Scan the data below for the string "detected". Show every line where it turns up.
DATA EXTRACTS Start Marker
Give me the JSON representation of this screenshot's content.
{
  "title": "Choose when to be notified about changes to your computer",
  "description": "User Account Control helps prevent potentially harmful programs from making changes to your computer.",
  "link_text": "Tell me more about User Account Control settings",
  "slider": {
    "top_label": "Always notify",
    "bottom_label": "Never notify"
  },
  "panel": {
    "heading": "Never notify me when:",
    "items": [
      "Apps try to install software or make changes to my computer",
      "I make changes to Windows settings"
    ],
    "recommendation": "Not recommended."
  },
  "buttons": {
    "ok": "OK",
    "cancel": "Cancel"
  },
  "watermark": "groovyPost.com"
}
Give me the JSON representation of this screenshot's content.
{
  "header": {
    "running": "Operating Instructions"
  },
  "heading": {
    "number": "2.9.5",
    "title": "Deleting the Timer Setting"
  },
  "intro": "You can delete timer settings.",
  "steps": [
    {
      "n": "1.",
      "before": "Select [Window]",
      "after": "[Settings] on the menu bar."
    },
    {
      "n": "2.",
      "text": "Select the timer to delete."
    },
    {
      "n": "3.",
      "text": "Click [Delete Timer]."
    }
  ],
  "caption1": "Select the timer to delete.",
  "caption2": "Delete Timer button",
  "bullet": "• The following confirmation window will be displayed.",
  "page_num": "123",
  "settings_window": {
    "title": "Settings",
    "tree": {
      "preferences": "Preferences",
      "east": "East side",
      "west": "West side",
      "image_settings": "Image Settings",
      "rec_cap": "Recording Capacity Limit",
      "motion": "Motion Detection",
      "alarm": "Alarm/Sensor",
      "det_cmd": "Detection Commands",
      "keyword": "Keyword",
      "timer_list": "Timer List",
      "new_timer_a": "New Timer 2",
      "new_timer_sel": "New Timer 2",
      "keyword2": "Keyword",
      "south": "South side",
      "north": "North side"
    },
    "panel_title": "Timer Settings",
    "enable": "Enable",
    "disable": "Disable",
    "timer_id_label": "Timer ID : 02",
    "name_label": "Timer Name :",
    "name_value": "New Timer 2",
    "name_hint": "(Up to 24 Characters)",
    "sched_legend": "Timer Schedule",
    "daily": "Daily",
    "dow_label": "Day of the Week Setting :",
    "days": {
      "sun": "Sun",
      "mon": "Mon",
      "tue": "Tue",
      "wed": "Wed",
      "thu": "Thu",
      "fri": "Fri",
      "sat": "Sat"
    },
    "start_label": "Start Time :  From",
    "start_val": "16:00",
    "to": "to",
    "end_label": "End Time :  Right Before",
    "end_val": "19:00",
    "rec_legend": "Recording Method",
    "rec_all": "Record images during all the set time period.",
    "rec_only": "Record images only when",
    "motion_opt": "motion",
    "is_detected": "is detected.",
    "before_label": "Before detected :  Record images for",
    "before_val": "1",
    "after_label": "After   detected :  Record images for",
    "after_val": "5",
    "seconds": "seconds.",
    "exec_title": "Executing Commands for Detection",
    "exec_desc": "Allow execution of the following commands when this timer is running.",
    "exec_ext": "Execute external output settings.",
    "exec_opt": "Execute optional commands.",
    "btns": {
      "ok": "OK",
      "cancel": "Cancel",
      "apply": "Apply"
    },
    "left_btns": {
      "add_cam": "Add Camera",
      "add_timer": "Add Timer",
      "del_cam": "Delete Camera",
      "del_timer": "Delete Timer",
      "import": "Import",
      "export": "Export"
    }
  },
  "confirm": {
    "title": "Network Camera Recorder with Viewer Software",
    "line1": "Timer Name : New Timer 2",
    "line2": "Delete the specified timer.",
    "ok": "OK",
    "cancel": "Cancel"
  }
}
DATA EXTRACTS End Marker
*REPLY*
    "is_detected": "is detected.",
    "before_label": "Before detected :  Record images for",
    "after_label": "After   detected :  Record images for",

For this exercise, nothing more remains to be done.